Alfred Kinsey had his own movie, but William Masters and Virginia Johnson remain the unsung heroes of human sexuality studies. The latest issue of The Economist, however, takes four paragraphs to celebrate them and the “audacious, rigorous and weird” goings-on of their laboratory: “Female volunteers masturbated with ‘Ulysses’, a Plexiglass motorised dildo containing a camera, while wearing paper bags over their heads to preserve modesty. Hundreds of wired-up couples copulated under conditions of intense scrutiny. Over 12,000 orgasms were logged in the research” for their first book, published in 1966.
Weirder still, “early on in their partnership, Masters (who was married) persuaded Ms Johnson (a twice-divorced mother of two) to sleep with him. He argued that this would help to avoid the worse sin of becoming sexually involved with their patients.” They later married, although he would subsequently divorce her for another woman. (“If there is a moral to this tale, it is perhaps that the human heart remains as much of a mystery as the sex organs once used to be.”)
However unorthodox their techniques, Masters and Johnson contributed much to their field. “The researches of Masters and Johnson demolished Freudian ideas of female sexuality: there was nothing inferior about a clitorally induced orgasm.
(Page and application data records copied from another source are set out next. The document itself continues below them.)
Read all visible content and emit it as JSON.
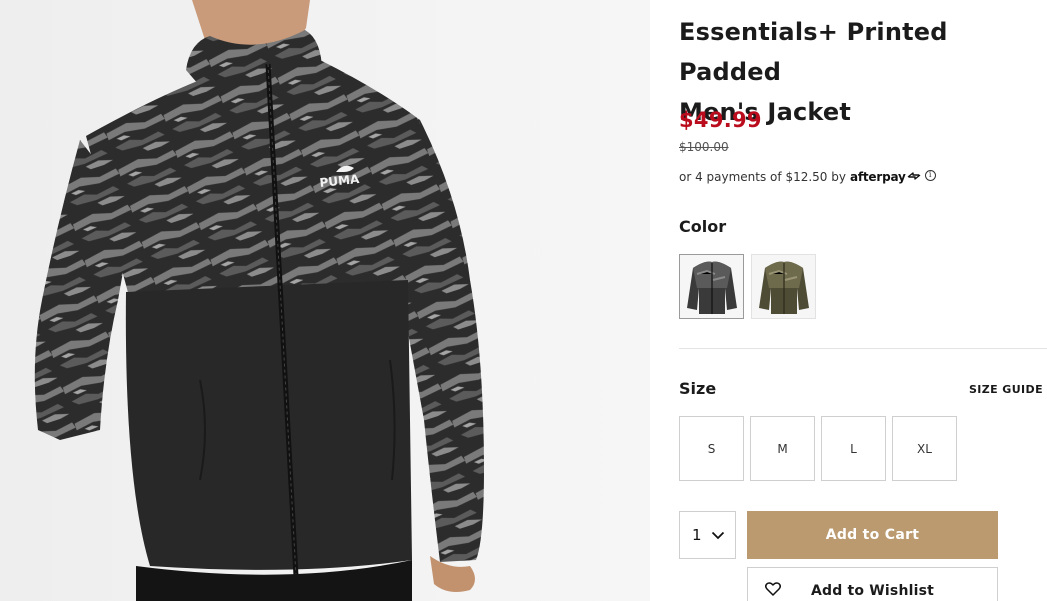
{
  "product": {
    "title_line1": "Essentials+ Printed Padded",
    "title_line2": "Men's Jacket",
    "sale_price": "$49.99",
    "original_price": "$100.00",
    "image_icon": "product-photo-puffer-jacket",
    "brand_print": "PUMA"
  },
  "afterpay": {
    "text": "or 4 payments of $12.50 by",
    "logo": "afterpay",
    "info_symbol": "i"
  },
  "color": {
    "label": "Color",
    "options": [
      {
        "icon": "black-camo-jacket-thumbnail",
        "selected": true,
        "fill": "#3a3a3a"
      },
      {
        "icon": "olive-camo-jacket-thumbnail",
        "selected": false,
        "fill": "#5d5a40"
      }
    ]
  },
  "size": {
    "label": "Size",
    "guide_label": "SIZE GUIDE",
    "options": [
      "S",
      "M",
      "L",
      "XL"
    ]
  },
  "cart": {
    "quantity": "1",
    "add_label": "Add to Cart",
    "wishlist_label": "Add to Wishlist"
  },
  "colors": {
    "sale_red": "#ba0c1c",
    "button_tan": "#ba9a6e",
    "text_dark": "#1b1b1b"
  }
}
And women, unlike men, were naturally multi-orgasmic–given the right techniques.” Further, “today’s talking and touching therapies for couple’s sexual problems are largely based on [Johnson’s] ideas, just as the development of Viagra and its ilk owe much to the physiological research of Masters.”
So, on the occasion of a forthcoming biography of the pair, we take the opportunity to express gratitude for their work–I leave it to the reader to determine the best way to do so.